More than 150 companies including Apple, Amazon, Google and Facebook urged lawmakers to introduce and pass legislation reforming voting rights in a letter signed on Wednesday.
The coalition of 160 companies called on Congress to reintroduce the John Lewis Voting Rights Advancement Act, an amendment to the Voting Rights Act known as H4. The act would address a 2013 Supreme Court ruling that made it more difficult for the federal government to block racially discriminatory voting laws and redistricting proposals.
JAMIE DIMON URGES COMPANIES TO PLAY BIGGER ROLE IN POLICYMAKING
The legislation was named in honor of Rep. John Lewis, the longtime Democratic congressman and civil rights leader who died last year. House Democrats passed the bill last year, but it faces an uphill battle in the 50-50 Senate.
"Despite decades of progress, impediments to exercising the right to vote persist in many states, especially for communities of color," the companies, part of a group of corporate executives known as Business for Voting Rights, wrote in the letter. "We need federal protections to safeguard this fundamental right for all Americans."
Democrats have tried to respond to new voting laws in conservative states like Georgia that they say are discriminatory with a sweeping voting and elections bill that Senate Republicans united to block. GOP lawmakers have also criticized the John Lewis Ac, with Senate Minority Leader Mitch McConnell calling the bill "unnecessary."

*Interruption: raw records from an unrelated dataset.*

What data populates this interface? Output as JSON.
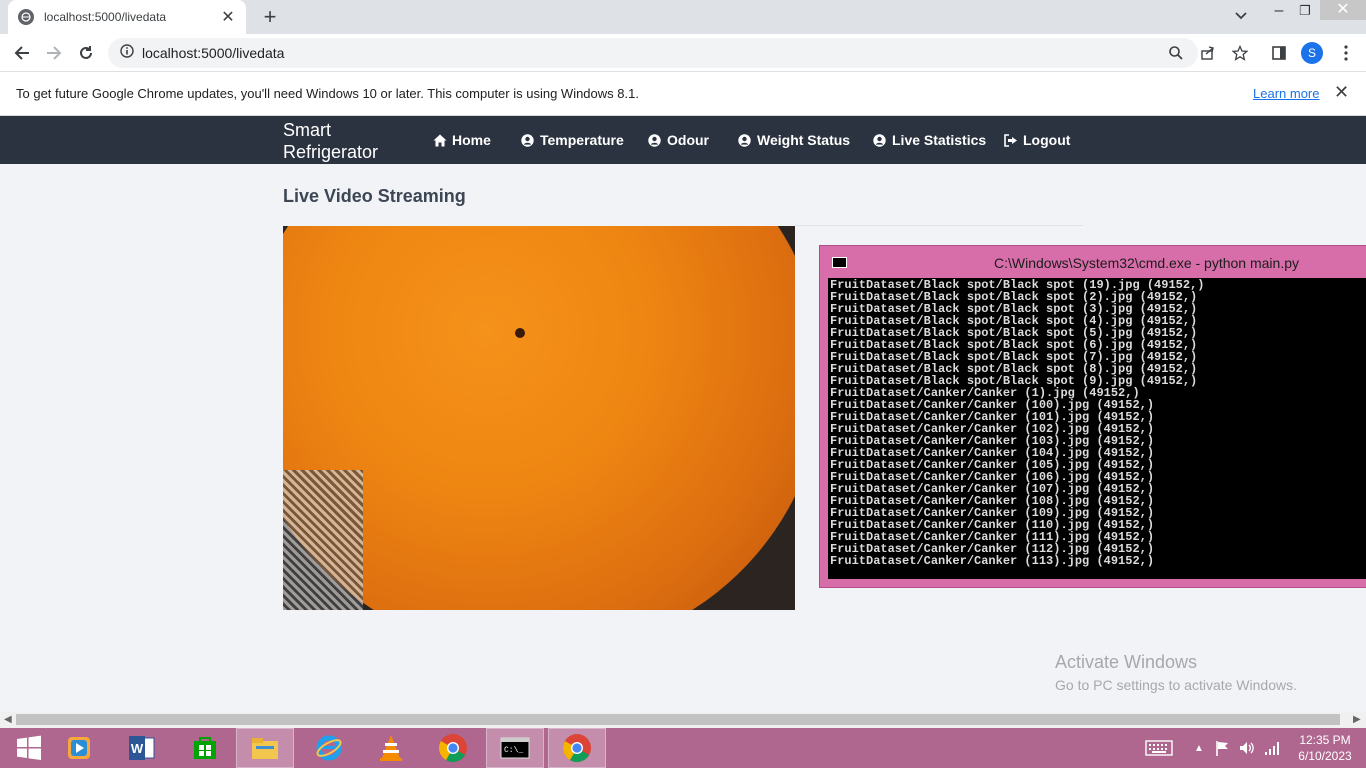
{
  "browser": {
    "tab_title": "localhost:5000/livedata",
    "url": "localhost:5000/livedata",
    "profile_initial": "S",
    "infobar_text": "To get future Google Chrome updates, you'll need Windows 10 or later. This computer is using Windows 8.1.",
    "infobar_link": "Learn more"
  },
  "navbar": {
    "brand_line1": "Smart",
    "brand_line2": "Refrigerator",
    "items": [
      {
        "label": "Home",
        "icon": "home-icon"
      },
      {
        "label": "Temperature",
        "icon": "user-circle-icon"
      },
      {
        "label": "Odour",
        "icon": "user-circle-icon"
      },
      {
        "label": "Weight Status",
        "icon": "user-circle-icon"
      },
      {
        "label": "Live Statistics",
        "icon": "user-circle-icon"
      },
      {
        "label": "Logout",
        "icon": "logout-icon"
      }
    ]
  },
  "main": {
    "title": "Live Video Streaming"
  },
  "cmd": {
    "title": "C:\\Windows\\System32\\cmd.exe - python  main.py",
    "lines": [
      "FruitDataset/Black spot/Black spot (19).jpg (49152,)",
      "FruitDataset/Black spot/Black spot (2).jpg (49152,)",
      "FruitDataset/Black spot/Black spot (3).jpg (49152,)",
      "FruitDataset/Black spot/Black spot (4).jpg (49152,)",
      "FruitDataset/Black spot/Black spot (5).jpg (49152,)",
      "FruitDataset/Black spot/Black spot (6).jpg (49152,)",
      "FruitDataset/Black spot/Black spot (7).jpg (49152,)",
      "FruitDataset/Black spot/Black spot (8).jpg (49152,)",
      "FruitDataset/Black spot/Black spot (9).jpg (49152,)",
      "FruitDataset/Canker/Canker (1).jpg (49152,)",
      "FruitDataset/Canker/Canker (100).jpg (49152,)",
      "FruitDataset/Canker/Canker (101).jpg (49152,)",
      "FruitDataset/Canker/Canker (102).jpg (49152,)",
      "FruitDataset/Canker/Canker (103).jpg (49152,)",
      "FruitDataset/Canker/Canker (104).jpg (49152,)",
      "FruitDataset/Canker/Canker (105).jpg (49152,)",
      "FruitDataset/Canker/Canker (106).jpg (49152,)",
      "FruitDataset/Canker/Canker (107).jpg (49152,)",
      "FruitDataset/Canker/Canker (108).jpg (49152,)",
      "FruitDataset/Canker/Canker (109).jpg (49152,)",
      "FruitDataset/Canker/Canker (110).jpg (49152,)",
      "FruitDataset/Canker/Canker (111).jpg (49152,)",
      "FruitDataset/Canker/Canker (112).jpg (49152,)",
      "FruitDataset/Canker/Canker (113).jpg (49152,)"
    ]
  },
  "watermark": {
    "line1": "Activate Windows",
    "line2": "Go to PC settings to activate Windows."
  },
  "taskbar": {
    "time": "12:35 PM",
    "date": "6/10/2023",
    "apps": [
      "windows-start-icon",
      "media-player-icon",
      "word-icon",
      "store-icon",
      "file-explorer-icon",
      "internet-explorer-icon",
      "vlc-icon",
      "chrome-icon",
      "cmd-icon",
      "chrome-icon"
    ]
  },
  "colors": {
    "navbar": "#2c3340",
    "taskbar": "#b0678f",
    "cmd_frame": "#d76ea9",
    "link": "#1a73e8"
  }
}
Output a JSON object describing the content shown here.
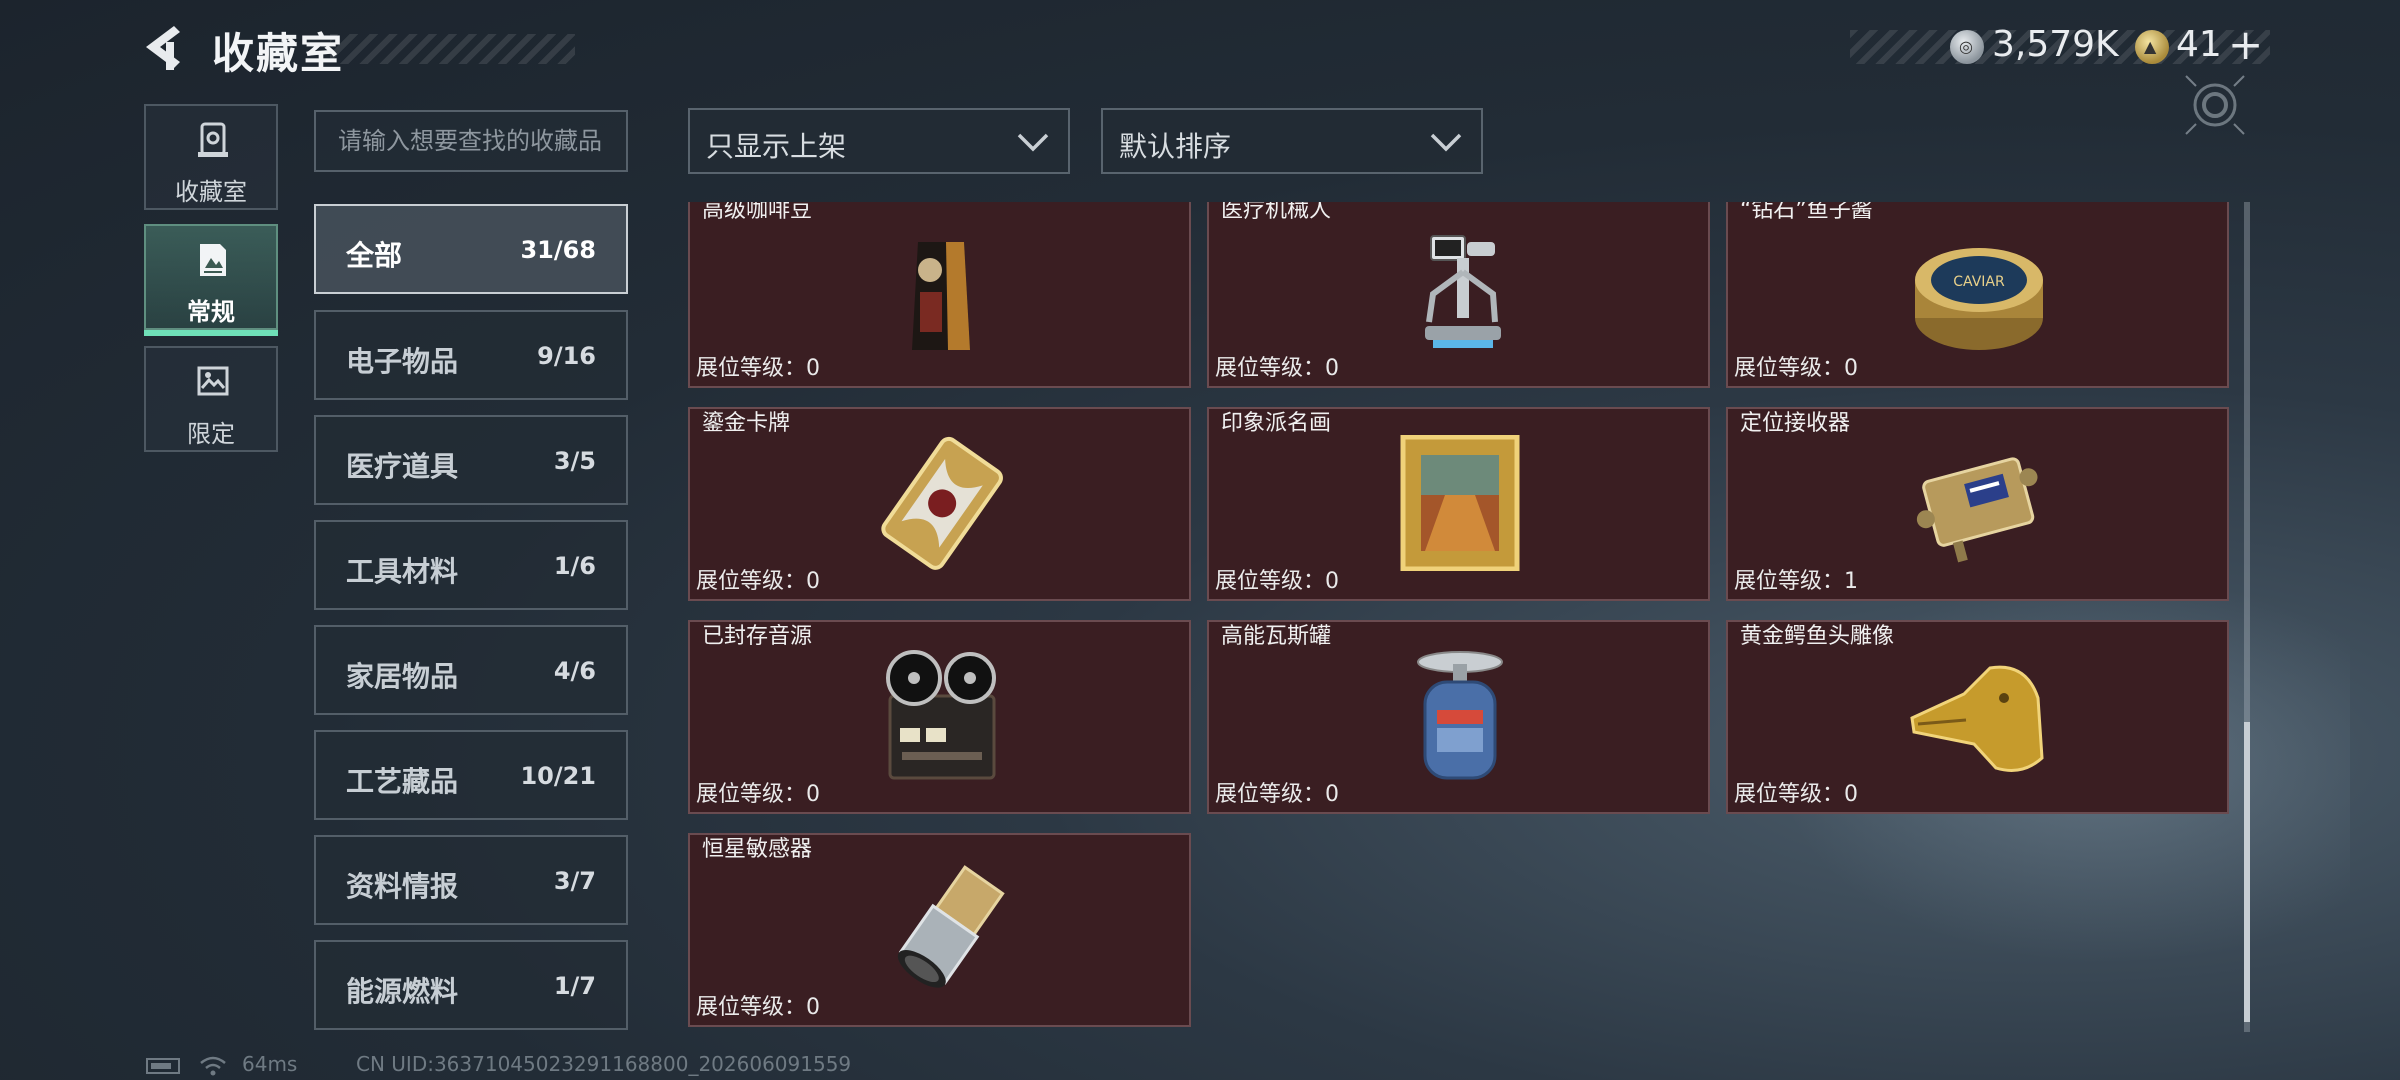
{
  "header": {
    "title": "收藏室",
    "currency": [
      {
        "icon": "silver-coin-icon",
        "value": "3,579K"
      },
      {
        "icon": "gold-coin-icon",
        "value": "41"
      }
    ],
    "plus_label": "+"
  },
  "rail": [
    {
      "label": "收藏室",
      "icon": "collection-room-icon",
      "active": false
    },
    {
      "label": "常规",
      "icon": "regular-document-icon",
      "active": true
    },
    {
      "label": "限定",
      "icon": "limited-image-icon",
      "active": false
    }
  ],
  "search": {
    "placeholder": "请输入想要查找的收藏品"
  },
  "filters": {
    "shelf": "只显示上架",
    "sort": "默认排序"
  },
  "categories": [
    {
      "name": "全部",
      "count": "31/68",
      "active": true
    },
    {
      "name": "电子物品",
      "count": "9/16"
    },
    {
      "name": "医疗道具",
      "count": "3/5"
    },
    {
      "name": "工具材料",
      "count": "1/6"
    },
    {
      "name": "家居物品",
      "count": "4/6"
    },
    {
      "name": "工艺藏品",
      "count": "10/21"
    },
    {
      "name": "资料情报",
      "count": "3/7"
    },
    {
      "name": "能源燃料",
      "count": "1/7"
    }
  ],
  "items": [
    {
      "name": "高级咖啡豆",
      "level": "展位等级：0",
      "icon": "coffee-bag-icon"
    },
    {
      "name": "医疗机械人",
      "level": "展位等级：0",
      "icon": "medical-robot-icon"
    },
    {
      "name": "“钻石”鱼子酱",
      "level": "展位等级：0",
      "icon": "caviar-tin-icon",
      "tin_text": "CAVIAR"
    },
    {
      "name": "鎏金卡牌",
      "level": "展位等级：0",
      "icon": "gilded-card-icon"
    },
    {
      "name": "印象派名画",
      "level": "展位等级：0",
      "icon": "framed-painting-icon"
    },
    {
      "name": "定位接收器",
      "level": "展位等级：1",
      "icon": "locator-receiver-icon"
    },
    {
      "name": "已封存音源",
      "level": "展位等级：0",
      "icon": "reel-recorder-icon"
    },
    {
      "name": "高能瓦斯罐",
      "level": "展位等级：0",
      "icon": "gas-canister-icon"
    },
    {
      "name": "黄金鳄鱼头雕像",
      "level": "展位等级：0",
      "icon": "gold-crocodile-icon"
    },
    {
      "name": "恒星敏感器",
      "level": "展位等级：0",
      "icon": "star-sensor-icon"
    }
  ],
  "status": {
    "ping": "64ms",
    "uid": "CN UID:36371045023291168800_202606091559"
  },
  "colors": {
    "card_bg": "#3a1e22",
    "card_border": "#6a4b50",
    "active_tab": "#6fe0b8",
    "background": "#222c36"
  }
}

"While each of our companies is unique, we are united in the belief that every American deserves a voice in our democracy. It is our government’s role to ensure voting is accessible to all," the companies wrote. "We urge Congress to add to the legacy of Representative Lewis by passing Voting Rights Act legislation that assures that every voice is heard."

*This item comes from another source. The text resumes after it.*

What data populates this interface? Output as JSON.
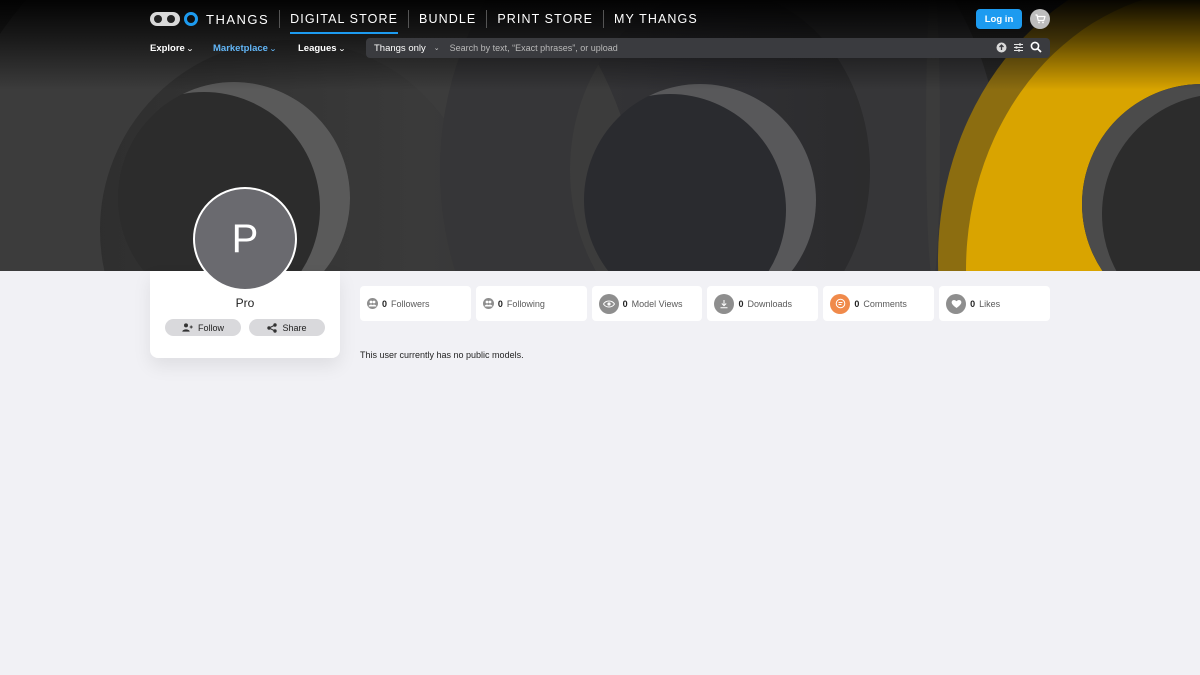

Other notable corporate signatories include Airbnb, Hershey, Levi Strauss, Pepsi, Starbucks, Target and Tesla.
Companies' political activity is facing growing scrutiny nationwide, with liberals demanding that businesses condemn voting laws that they view as restrictive and rebuke the GOP politicians who support them, while conservatives have slammed the sector for kowtowing to the left.

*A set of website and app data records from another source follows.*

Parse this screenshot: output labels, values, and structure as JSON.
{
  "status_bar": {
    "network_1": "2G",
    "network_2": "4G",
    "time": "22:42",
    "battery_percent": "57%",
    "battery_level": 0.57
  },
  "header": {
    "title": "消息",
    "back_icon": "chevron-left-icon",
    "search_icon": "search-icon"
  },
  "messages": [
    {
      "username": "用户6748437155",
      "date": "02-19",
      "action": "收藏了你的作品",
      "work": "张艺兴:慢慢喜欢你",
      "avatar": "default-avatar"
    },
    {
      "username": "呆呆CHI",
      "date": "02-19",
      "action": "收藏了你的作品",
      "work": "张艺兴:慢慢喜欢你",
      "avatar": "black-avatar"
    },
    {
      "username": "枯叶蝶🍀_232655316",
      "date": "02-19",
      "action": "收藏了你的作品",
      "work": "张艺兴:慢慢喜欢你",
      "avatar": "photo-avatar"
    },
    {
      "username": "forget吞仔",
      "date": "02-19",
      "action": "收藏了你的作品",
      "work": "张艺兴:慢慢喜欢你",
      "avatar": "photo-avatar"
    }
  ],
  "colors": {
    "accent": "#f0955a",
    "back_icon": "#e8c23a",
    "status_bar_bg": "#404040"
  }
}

More than 350 different voting bills are under consideration in dozens of states, according to a tally from the Brennan Center for Justice, a public-policy think tank.